(Element data from apps and pages)
++++++++++++++++++++
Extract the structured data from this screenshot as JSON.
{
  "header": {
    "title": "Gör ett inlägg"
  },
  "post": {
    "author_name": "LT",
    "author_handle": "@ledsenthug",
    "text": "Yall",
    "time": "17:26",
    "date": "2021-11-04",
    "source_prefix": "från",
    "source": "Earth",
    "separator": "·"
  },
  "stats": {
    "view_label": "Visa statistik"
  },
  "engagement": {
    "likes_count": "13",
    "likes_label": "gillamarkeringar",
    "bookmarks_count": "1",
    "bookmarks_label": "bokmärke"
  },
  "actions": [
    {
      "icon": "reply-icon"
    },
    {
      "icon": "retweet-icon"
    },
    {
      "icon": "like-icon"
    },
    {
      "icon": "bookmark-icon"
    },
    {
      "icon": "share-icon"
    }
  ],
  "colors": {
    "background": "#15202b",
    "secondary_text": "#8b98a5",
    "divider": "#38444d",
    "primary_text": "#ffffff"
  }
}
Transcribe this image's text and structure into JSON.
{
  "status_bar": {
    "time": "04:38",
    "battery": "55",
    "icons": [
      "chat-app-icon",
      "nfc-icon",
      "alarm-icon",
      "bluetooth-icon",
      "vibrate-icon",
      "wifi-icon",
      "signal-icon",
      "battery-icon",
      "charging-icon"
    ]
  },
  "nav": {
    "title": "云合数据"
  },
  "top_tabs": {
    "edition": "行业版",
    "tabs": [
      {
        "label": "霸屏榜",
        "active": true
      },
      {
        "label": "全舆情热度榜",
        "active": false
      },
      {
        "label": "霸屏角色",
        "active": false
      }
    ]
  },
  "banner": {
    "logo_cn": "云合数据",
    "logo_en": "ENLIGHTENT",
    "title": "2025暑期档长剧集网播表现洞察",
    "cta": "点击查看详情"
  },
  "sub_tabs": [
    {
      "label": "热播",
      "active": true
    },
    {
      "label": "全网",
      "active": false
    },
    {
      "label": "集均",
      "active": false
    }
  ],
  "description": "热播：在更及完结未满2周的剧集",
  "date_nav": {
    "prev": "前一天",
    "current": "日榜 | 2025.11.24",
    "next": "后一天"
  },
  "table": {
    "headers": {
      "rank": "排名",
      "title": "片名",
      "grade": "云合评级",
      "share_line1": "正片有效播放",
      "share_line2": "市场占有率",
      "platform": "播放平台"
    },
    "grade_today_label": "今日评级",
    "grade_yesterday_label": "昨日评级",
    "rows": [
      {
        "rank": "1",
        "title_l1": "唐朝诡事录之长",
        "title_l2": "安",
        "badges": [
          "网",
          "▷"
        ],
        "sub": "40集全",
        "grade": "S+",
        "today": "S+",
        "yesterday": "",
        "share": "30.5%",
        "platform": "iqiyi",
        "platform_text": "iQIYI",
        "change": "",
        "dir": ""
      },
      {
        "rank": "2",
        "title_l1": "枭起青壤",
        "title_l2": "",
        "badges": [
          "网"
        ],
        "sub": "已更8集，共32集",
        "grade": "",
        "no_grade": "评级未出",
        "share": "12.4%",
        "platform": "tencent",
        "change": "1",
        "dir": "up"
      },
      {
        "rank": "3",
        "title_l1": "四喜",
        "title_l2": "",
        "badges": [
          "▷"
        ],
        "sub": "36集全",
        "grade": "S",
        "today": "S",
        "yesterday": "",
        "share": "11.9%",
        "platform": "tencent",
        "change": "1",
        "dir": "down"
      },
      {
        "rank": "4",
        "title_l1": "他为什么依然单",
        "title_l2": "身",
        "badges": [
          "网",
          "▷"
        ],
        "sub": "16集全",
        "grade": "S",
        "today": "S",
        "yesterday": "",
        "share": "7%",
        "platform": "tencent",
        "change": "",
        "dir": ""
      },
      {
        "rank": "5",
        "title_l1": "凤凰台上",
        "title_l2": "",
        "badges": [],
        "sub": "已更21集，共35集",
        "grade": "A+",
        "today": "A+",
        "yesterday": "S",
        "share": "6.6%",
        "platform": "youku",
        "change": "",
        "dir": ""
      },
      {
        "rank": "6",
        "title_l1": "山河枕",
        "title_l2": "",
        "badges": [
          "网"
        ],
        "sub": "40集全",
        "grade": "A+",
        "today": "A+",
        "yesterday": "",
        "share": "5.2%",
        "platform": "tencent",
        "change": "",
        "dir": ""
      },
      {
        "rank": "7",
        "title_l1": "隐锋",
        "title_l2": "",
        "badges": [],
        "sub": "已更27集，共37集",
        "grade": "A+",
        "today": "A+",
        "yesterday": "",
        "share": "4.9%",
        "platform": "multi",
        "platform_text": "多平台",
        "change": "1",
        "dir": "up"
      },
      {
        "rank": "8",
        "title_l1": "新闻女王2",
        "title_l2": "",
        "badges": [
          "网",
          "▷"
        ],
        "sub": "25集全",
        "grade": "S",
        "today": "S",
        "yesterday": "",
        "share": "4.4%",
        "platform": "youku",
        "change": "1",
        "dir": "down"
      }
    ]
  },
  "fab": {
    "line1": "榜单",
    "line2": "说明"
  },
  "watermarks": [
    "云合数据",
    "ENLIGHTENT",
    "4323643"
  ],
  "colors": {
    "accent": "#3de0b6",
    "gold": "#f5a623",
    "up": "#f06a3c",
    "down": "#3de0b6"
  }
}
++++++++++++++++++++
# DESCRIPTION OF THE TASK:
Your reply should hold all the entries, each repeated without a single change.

# FINAL ANSWER:
Extract the structured data from this screenshot as JSON.
{
  "header": {
    "title": "Gör ett inlägg"
  },
  "post": {
    "author_name": "LT",
    "author_handle": "@ledsenthug",
    "text": "Yall",
    "time": "17:26",
    "date": "2021-11-04",
    "source_prefix": "från",
    "source": "Earth",
    "separator": "·"
  },
  "stats": {
    "view_label": "Visa statistik"
  },
  "engagement": {
    "likes_count": "13",
    "likes_label": "gillamarkeringar",
    "bookmarks_count": "1",
    "bookmarks_label": "bokmärke"
  },
  "actions": [
    {
      "icon": "reply-icon"
    },
    {
      "icon": "retweet-icon"
    },
    {
      "icon": "like-icon"
    },
    {
      "icon": "bookmark-icon"
    },
    {
      "icon": "share-icon"
    }
  ],
  "colors": {
    "background": "#15202b",
    "secondary_text": "#8b98a5",
    "divider": "#38444d",
    "primary_text": "#ffffff"
  }
}
Transcribe this image's text and structure into JSON.
{
  "status_bar": {
    "time": "04:38",
    "battery": "55",
    "icons": [
      "chat-app-icon",
      "nfc-icon",
      "alarm-icon",
      "bluetooth-icon",
      "vibrate-icon",
      "wifi-icon",
      "signal-icon",
      "battery-icon",
      "charging-icon"
    ]
  },
  "nav": {
    "title": "云合数据"
  },
  "top_tabs": {
    "edition": "行业版",
    "tabs": [
      {
        "label": "霸屏榜",
        "active": true
      },
      {
        "label": "全舆情热度榜",
        "active": false
      },
      {
        "label": "霸屏角色",
        "active": false
      }
    ]
  },
  "banner": {
    "logo_cn": "云合数据",
    "logo_en": "ENLIGHTENT",
    "title": "2025暑期档长剧集网播表现洞察",
    "cta": "点击查看详情"
  },
  "sub_tabs": [
    {
      "label": "热播",
      "active": true
    },
    {
      "label": "全网",
      "active": false
    },
    {
      "label": "集均",
      "active": false
    }
  ],
  "description": "热播：在更及完结未满2周的剧集",
  "date_nav": {
    "prev": "前一天",
    "current": "日榜 | 2025.11.24",
    "next": "后一天"
  },
  "table": {
    "headers": {
      "rank": "排名",
      "title": "片名",
      "grade": "云合评级",
      "share_line1": "正片有效播放",
      "share_line2": "市场占有率",
      "platform": "播放平台"
    },
    "grade_today_label": "今日评级",
    "grade_yesterday_label": "昨日评级",
    "rows": [
      {
        "rank": "1",
        "title_l1": "唐朝诡事录之长",
        "title_l2": "安",
        "badges": [
          "网",
          "▷"
        ],
        "sub": "40集全",
        "grade": "S+",
        "today": "S+",
        "yesterday": "",
        "share": "30.5%",
        "platform": "iqiyi",
        "platform_text": "iQIYI",
        "change": "",
        "dir": ""
      },
      {
        "rank": "2",
        "title_l1": "枭起青壤",
        "title_l2": "",
        "badges": [
          "网"
        ],
        "sub": "已更8集，共32集",
        "grade": "",
        "no_grade": "评级未出",
        "share": "12.4%",
        "platform": "tencent",
        "change": "1",
        "dir": "up"
      },
      {
        "rank": "3",
        "title_l1": "四喜",
        "title_l2": "",
        "badges": [
          "▷"
        ],
        "sub": "36集全",
        "grade": "S",
        "today": "S",
        "yesterday": "",
        "share": "11.9%",
        "platform": "tencent",
        "change": "1",
        "dir": "down"
      },
      {
        "rank": "4",
        "title_l1": "他为什么依然单",
        "title_l2": "身",
        "badges": [
          "网",
          "▷"
        ],
        "sub": "16集全",
        "grade": "S",
        "today": "S",
        "yesterday": "",
        "share": "7%",
        "platform": "tencent",
        "change": "",
        "dir": ""
      },
      {
        "rank": "5",
        "title_l1": "凤凰台上",
        "title_l2": "",
        "badges": [],
        "sub": "已更21集，共35集",
        "grade": "A+",
        "today": "A+",
        "yesterday": "S",
        "share": "6.6%",
        "platform": "youku",
        "change": "",
        "dir": ""
      },
      {
        "rank": "6",
        "title_l1": "山河枕",
        "title_l2": "",
        "badges": [
          "网"
        ],
        "sub": "40集全",
        "grade": "A+",
        "today": "A+",
        "yesterday": "",
        "share": "5.2%",
        "platform": "tencent",
        "change": "",
        "dir": ""
      },
      {
        "rank": "7",
        "title_l1": "隐锋",
        "title_l2": "",
        "badges": [],
        "sub": "已更27集，共37集",
        "grade": "A+",
        "today": "A+",
        "yesterday": "",
        "share": "4.9%",
        "platform": "multi",
        "platform_text": "多平台",
        "change": "1",
        "dir": "up"
      },
      {
        "rank": "8",
        "title_l1": "新闻女王2",
        "title_l2": "",
        "badges": [
          "网",
          "▷"
        ],
        "sub": "25集全",
        "grade": "S",
        "today": "S",
        "yesterday": "",
        "share": "4.4%",
        "platform": "youku",
        "change": "1",
        "dir": "down"
      }
    ]
  },
  "fab": {
    "line1": "榜单",
    "line2": "说明"
  },
  "watermarks": [
    "云合数据",
    "ENLIGHTENT",
    "4323643"
  ],
  "colors": {
    "accent": "#3de0b6",
    "gold": "#f5a623",
    "up": "#f06a3c",
    "down": "#3de0b6"
  }
}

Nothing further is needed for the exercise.